JIM LEHRER: But as a practical matter, it wouldn’t have happened if, if you all had not been able to shut down–in other words, was it the shutdown of government–I don’t mean you all–all right–

REP. KASICH: We would have been back to “read my lips,” another Washington gimmick, I mean, a pox on both Houses. We now have the integrity to do this, and had we not made the fight, had we not stood firm and said there are some fundamental principles we have to adhere to and then inside of that we’re going to be able to debate our priorities, but had we not stood firm, we wouldn’t be here now, because it’s been the history of Washington to just don’t worry about the next generation, don’t worry about paying the bills tomorrow, just get the job done and feel good, and it has to stop.

JIM LEHRER: What about those who have said, quite publicly, that the President also stood firm on what he believed or you all would have rolled over?

REP. KASICH: Jim, this is Thanksgiving, and I think I’ve made–the Thanksgiving period–I think I’ve made it clear, seven years scored by arithmetic done by the Congressional Budget Office, we’ll fight our priorities, and at the end of the day, we’ll end up with an agreement that’ll save the country. And I think that’s where we, as you say on that show, I think that’s kind of where we have to leave it.

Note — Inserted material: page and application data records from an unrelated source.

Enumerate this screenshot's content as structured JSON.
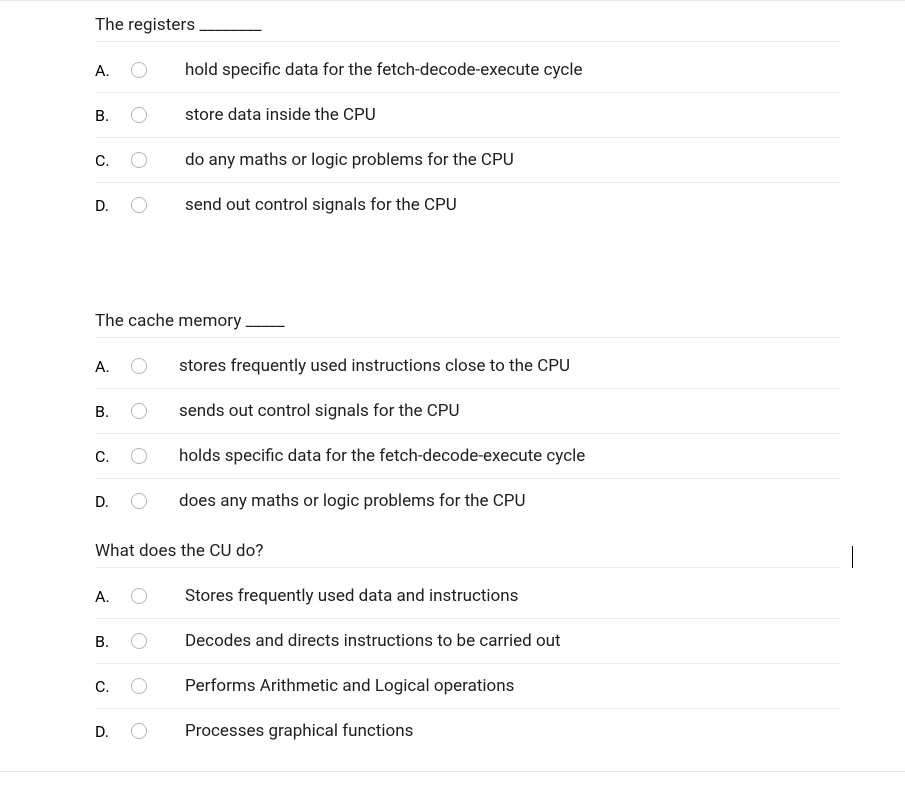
{
  "questions": [
    {
      "prompt": "The registers ________",
      "options": [
        {
          "letter": "A.",
          "text": "hold specific data for the fetch-decode-execute cycle"
        },
        {
          "letter": "B.",
          "text": "store data inside the CPU"
        },
        {
          "letter": "C.",
          "text": "do any maths or logic problems for the CPU"
        },
        {
          "letter": "D.",
          "text": "send out control signals for the CPU"
        }
      ]
    },
    {
      "prompt": "The cache memory _____",
      "options": [
        {
          "letter": "A.",
          "text": "stores frequently used instructions close to the CPU"
        },
        {
          "letter": "B.",
          "text": "sends out control signals for the CPU"
        },
        {
          "letter": "C.",
          "text": "holds specific data for the fetch-decode-execute cycle"
        },
        {
          "letter": "D.",
          "text": "does any maths or logic problems for the CPU"
        }
      ]
    },
    {
      "prompt": "What does the CU do?",
      "options": [
        {
          "letter": "A.",
          "text": "Stores frequently used data and instructions"
        },
        {
          "letter": "B.",
          "text": "Decodes and directs instructions to be carried out"
        },
        {
          "letter": "C.",
          "text": "Performs Arithmetic and Logical operations"
        },
        {
          "letter": "D.",
          "text": "Processes graphical functions"
        }
      ]
    }
  ]
}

JIM LEHRER: I agree with you, and I’m going to leave you alone. Okay. Thank you very much, Congressman. I’m glad you were able to make it. Now, we’re going to go back to Shields and Gigot and let them analyze–you can listen–and have them analyze what you just said.


JIM LEHRER: Okay. Thank you.